### INSTRUCTIONS FOR THE TASK
Set down every entry exactly as given. Pictures are to be left out.

### EXTRACTED DATA
"""

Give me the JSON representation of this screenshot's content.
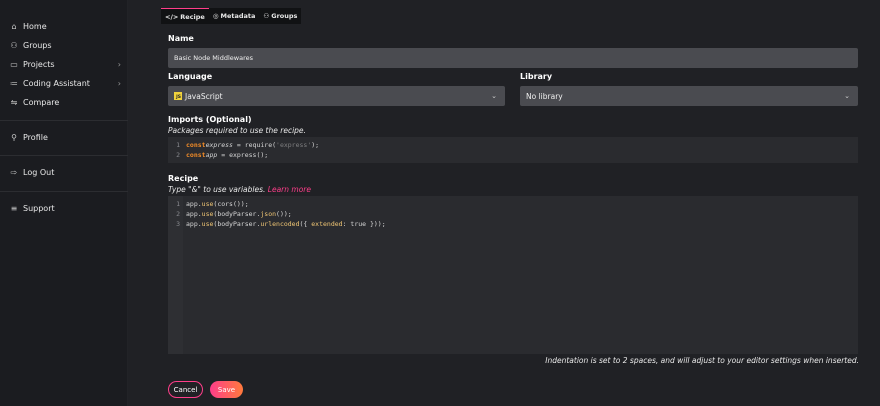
{
  "sidebar": {
    "items": [
      {
        "label": "Home",
        "icon": "home-icon",
        "glyph": "⌂"
      },
      {
        "label": "Groups",
        "icon": "groups-icon",
        "glyph": "⚇"
      },
      {
        "label": "Projects",
        "icon": "projects-icon",
        "glyph": "▭"
      },
      {
        "label": "Coding Assistant",
        "icon": "list-icon",
        "glyph": "≔"
      },
      {
        "label": "Compare",
        "icon": "compare-icon",
        "glyph": "⇋"
      },
      {
        "label": "Profile",
        "icon": "profile-icon",
        "glyph": "⚲"
      },
      {
        "label": "Log Out",
        "icon": "logout-icon",
        "glyph": "⇨"
      },
      {
        "label": "Support",
        "icon": "support-icon",
        "glyph": "≡"
      }
    ],
    "chevron": "›"
  },
  "tabs": [
    {
      "label": "Recipe",
      "glyph": "</>"
    },
    {
      "label": "Metadata",
      "glyph": "◎"
    },
    {
      "label": "Groups",
      "glyph": "⚇"
    }
  ],
  "form": {
    "name_label": "Name",
    "name_value": "Basic Node Middlewares",
    "language_label": "Language",
    "language_value": "JavaScript",
    "js_badge": "JS",
    "library_label": "Library",
    "library_value": "No library",
    "caret": "⌄",
    "imports_label": "Imports (Optional)",
    "imports_help": "Packages required to use the recipe.",
    "recipe_label": "Recipe",
    "recipe_help": "Type \"&\" to use variables.",
    "recipe_link": "Learn more",
    "indent_note": "Indentation is set to 2 spaces, and will adjust to your editor settings when inserted.",
    "cancel_label": "Cancel",
    "save_label": "Save"
  },
  "imports_code": {
    "line_numbers": [
      "1",
      "2"
    ]
  },
  "recipe_code": {
    "line_numbers": [
      "1",
      "2",
      "3"
    ]
  },
  "colors": {
    "accent": "#ff3e8a",
    "accent_2": "#ff7a3c",
    "keyword": "#f28c28",
    "function": "#f0c674"
  }
}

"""

### RESPONSE AREA
Give me the JSON representation of this screenshot's content.
{
  "sidebar": {
    "items": [
      {
        "label": "Home",
        "icon": "home-icon",
        "glyph": "⌂"
      },
      {
        "label": "Groups",
        "icon": "groups-icon",
        "glyph": "⚇"
      },
      {
        "label": "Projects",
        "icon": "projects-icon",
        "glyph": "▭"
      },
      {
        "label": "Coding Assistant",
        "icon": "list-icon",
        "glyph": "≔"
      },
      {
        "label": "Compare",
        "icon": "compare-icon",
        "glyph": "⇋"
      },
      {
        "label": "Profile",
        "icon": "profile-icon",
        "glyph": "⚲"
      },
      {
        "label": "Log Out",
        "icon": "logout-icon",
        "glyph": "⇨"
      },
      {
        "label": "Support",
        "icon": "support-icon",
        "glyph": "≡"
      }
    ],
    "chevron": "›"
  },
  "tabs": [
    {
      "label": "Recipe",
      "glyph": "</>"
    },
    {
      "label": "Metadata",
      "glyph": "◎"
    },
    {
      "label": "Groups",
      "glyph": "⚇"
    }
  ],
  "form": {
    "name_label": "Name",
    "name_value": "Basic Node Middlewares",
    "language_label": "Language",
    "language_value": "JavaScript",
    "js_badge": "JS",
    "library_label": "Library",
    "library_value": "No library",
    "caret": "⌄",
    "imports_label": "Imports (Optional)",
    "imports_help": "Packages required to use the recipe.",
    "recipe_label": "Recipe",
    "recipe_help": "Type \"&\" to use variables.",
    "recipe_link": "Learn more",
    "indent_note": "Indentation is set to 2 spaces, and will adjust to your editor settings when inserted.",
    "cancel_label": "Cancel",
    "save_label": "Save"
  },
  "imports_code": {
    "line_numbers": [
      "1",
      "2"
    ]
  },
  "recipe_code": {
    "line_numbers": [
      "1",
      "2",
      "3"
    ]
  },
  "colors": {
    "accent": "#ff3e8a",
    "accent_2": "#ff7a3c",
    "keyword": "#f28c28",
    "function": "#f0c674"
  }
}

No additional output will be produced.